Consumer Reports said the usage potentially undermines the safety benefits of driver monitoring, which is to alert drivers when they are not paying attention to the road.
“If Tesla has the ability to determine if the driver isn’t paying attention, it needs to warn the driver in the moment, like other automakers already do,” said Jake Fisher, senior director of Consumer Reports' auto test center.
Automakers such as Ford Motor Co. and General Motors Co., whose monitoring systems do not record or transmit data or video, use infrared technology to identify drivers’ eye movements or head position to warn them if they are exhibiting signs of impairment or distraction, the magazine said.
Tesla did not immediately respond to a Reuters request for comment.
The Palo Alto, California-based carmaker’s internal cameras are also a point of contention in China, where the military banned Tesla cars from entering its complexes, citing security concerns.

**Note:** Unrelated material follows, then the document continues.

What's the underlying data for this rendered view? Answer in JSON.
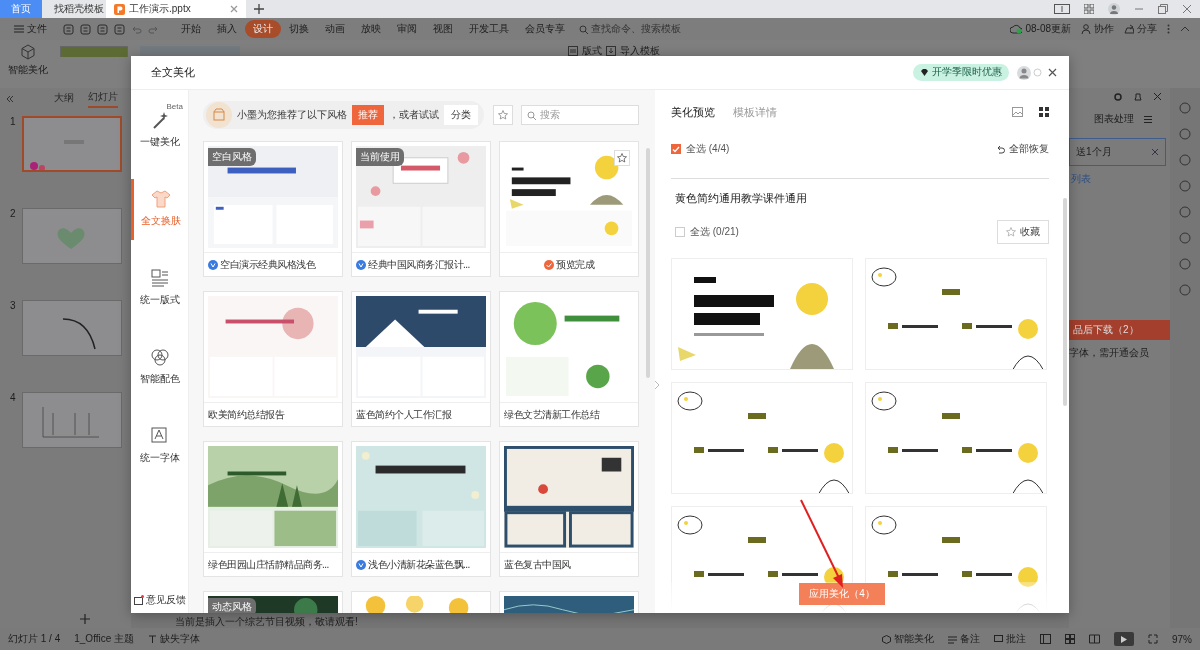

Tesla CEO Elon Musk said last week his company would be shut down if its cars were used to spy.